Both "High-Needs" Patients and Facility Leaders Praise VA's Intensive Primary Care Pilot Program
To address the needs of complex, “high-needs” patients, healthcare systems have piloted “intensive primary care” (IPC) programs that facilitate care coordination, provide care management and additional social services, and aim to engage patients and caregivers in their healthcare. While IPC programs have shown promise, quantitative evaluations in both VA and non-VA settings suggest that few have reduced healthcare use, cost, and mortality beyond usual care. However, it is likely that patients may benefit from IPC programs in other ways. This qualitative evaluation explored the perspectives of patients and healthcare facility leaders to identify additional important outcomes that could augment utilization and cost studies of IPC programs for high-needs patients. In 2014, VA’s Office of Primary Care funded five sites to develop and implement their own IPC programs. Investigators in this study conducted phone interviews with high-needs patients (n=51) and primary care facility leaders (n=15) at these five pilot sites in Georgia, North Carolina, Ohio, Wisconsin, and California. Patients were eligible to participate in study interviews if they had at least four encounters with the IPC team and at least one in the previous month.
- IPC programs can improve patient experience, engagement, and quality of care. Patients perceived improvements in their experience of VA care, including improved patient-provider relationships and access to their healthcare team. Primary care leaders also observed greater proactive patient engagement with the IPC team, increased motivation for health behavior change and self-care, and improvements in patient health behaviors, physical and mental health, and social needs.
- Many patients emphasized the importance of relationships, communication with their providers, and access to care and providers. Patients frequently reported feeling a sense of connection with their IPC team because they could rely on them for support with health and non-health-related issues.

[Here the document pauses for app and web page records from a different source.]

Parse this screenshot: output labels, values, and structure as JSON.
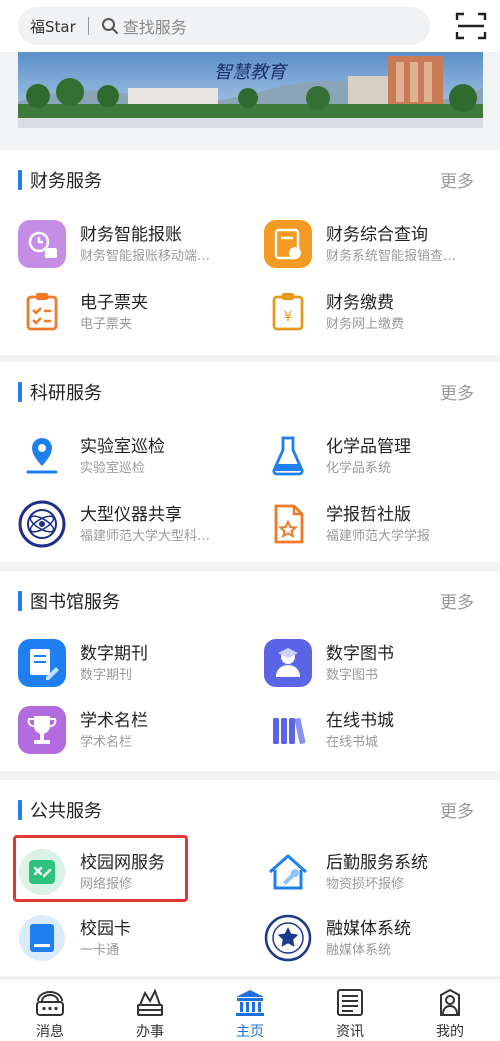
{
  "header": {
    "brand": "福Star",
    "search_placeholder": "查找服务",
    "scan_icon": "scan-icon"
  },
  "banner": {
    "caption": "智慧教育"
  },
  "sections": [
    {
      "title": "财务服务",
      "more": "更多",
      "items": [
        {
          "name": "财务智能报账",
          "sub": "财务智能报账移动端…",
          "icon": "finance-report-icon"
        },
        {
          "name": "财务综合查询",
          "sub": "财务系统智能报销查…",
          "icon": "finance-query-icon"
        },
        {
          "name": "电子票夹",
          "sub": "电子票夹",
          "icon": "ticket-folder-icon"
        },
        {
          "name": "财务缴费",
          "sub": "财务网上缴费",
          "icon": "payment-icon"
        }
      ]
    },
    {
      "title": "科研服务",
      "more": "更多",
      "items": [
        {
          "name": "实验室巡检",
          "sub": "实验室巡检",
          "icon": "location-pin-icon"
        },
        {
          "name": "化学品管理",
          "sub": "化学品系统",
          "icon": "flask-icon"
        },
        {
          "name": "大型仪器共享",
          "sub": "福建师范大学大型科…",
          "icon": "university-seal-icon"
        },
        {
          "name": "学报哲社版",
          "sub": "福建师范大学学报",
          "icon": "journal-icon"
        }
      ]
    },
    {
      "title": "图书馆服务",
      "more": "更多",
      "items": [
        {
          "name": "数字期刊",
          "sub": "数字期刊",
          "icon": "digital-journal-icon"
        },
        {
          "name": "数字图书",
          "sub": "数字图书",
          "icon": "digital-book-icon"
        },
        {
          "name": "学术名栏",
          "sub": "学术名栏",
          "icon": "trophy-icon"
        },
        {
          "name": "在线书城",
          "sub": "在线书城",
          "icon": "bookshelf-icon"
        }
      ]
    },
    {
      "title": "公共服务",
      "more": "更多",
      "items": [
        {
          "name": "校园网服务",
          "sub": "网络报修",
          "icon": "campus-network-icon"
        },
        {
          "name": "后勤服务系统",
          "sub": "物资损坏报修",
          "icon": "house-repair-icon"
        },
        {
          "name": "校园卡",
          "sub": "一卡通",
          "icon": "campus-card-icon"
        },
        {
          "name": "融媒体系统",
          "sub": "融媒体系统",
          "icon": "media-center-icon"
        }
      ]
    }
  ],
  "tabs": [
    {
      "label": "消息",
      "icon": "message-icon",
      "active": false
    },
    {
      "label": "办事",
      "icon": "affairs-icon",
      "active": false
    },
    {
      "label": "主页",
      "icon": "home-building-icon",
      "active": true
    },
    {
      "label": "资讯",
      "icon": "news-icon",
      "active": false
    },
    {
      "label": "我的",
      "icon": "profile-icon",
      "active": false
    }
  ],
  "colors": {
    "accent": "#1f7ef0",
    "highlight_box": "#e53935",
    "active_tab": "#1f6fe0"
  }
}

- Some patients noted physical improvements in health, and patients also cited improvements in health behaviors (i.e., lifestyle changes and medication adherence).
- Despite benefits, patients and providers noted how some patient health characteristics (e.g., chronic health conditions) and contextual factors (e.g., housing insecurity) may have limited the effectiveness of the program on healthcare costs and utilization.
- IPC programs may yield benefits beyond healthcare cost and use, including improved quality of care, patient satisfaction, quality of life, and patient health behaviors. Future IPC program evaluations should consider examining IPC’s effect on these outcomes in addition to cost and use.
- Results suggesting improved patient health behaviors were based on patients’ and facility leaders’ subjective perceptions and not on objective health outcomes.
- Family caregivers were not interviewed but may have experienced improved outcomes from IPC.
Drs. Wong, Katz, Stockdale, Ong, and Chang are part of HSR&D’s Center for the Study of Healthcare Innovation, Implementation & Policy (CSHIIP).
Wong M, Luger T, Katz M, et al. Outcomes that Matter: High-Needs Patients’ and Primary Care Leaders’ Perspectives on an Intensive Primary Care Pilot. Journal of General Internal Medicine. May 13, 2021; online ahead of print.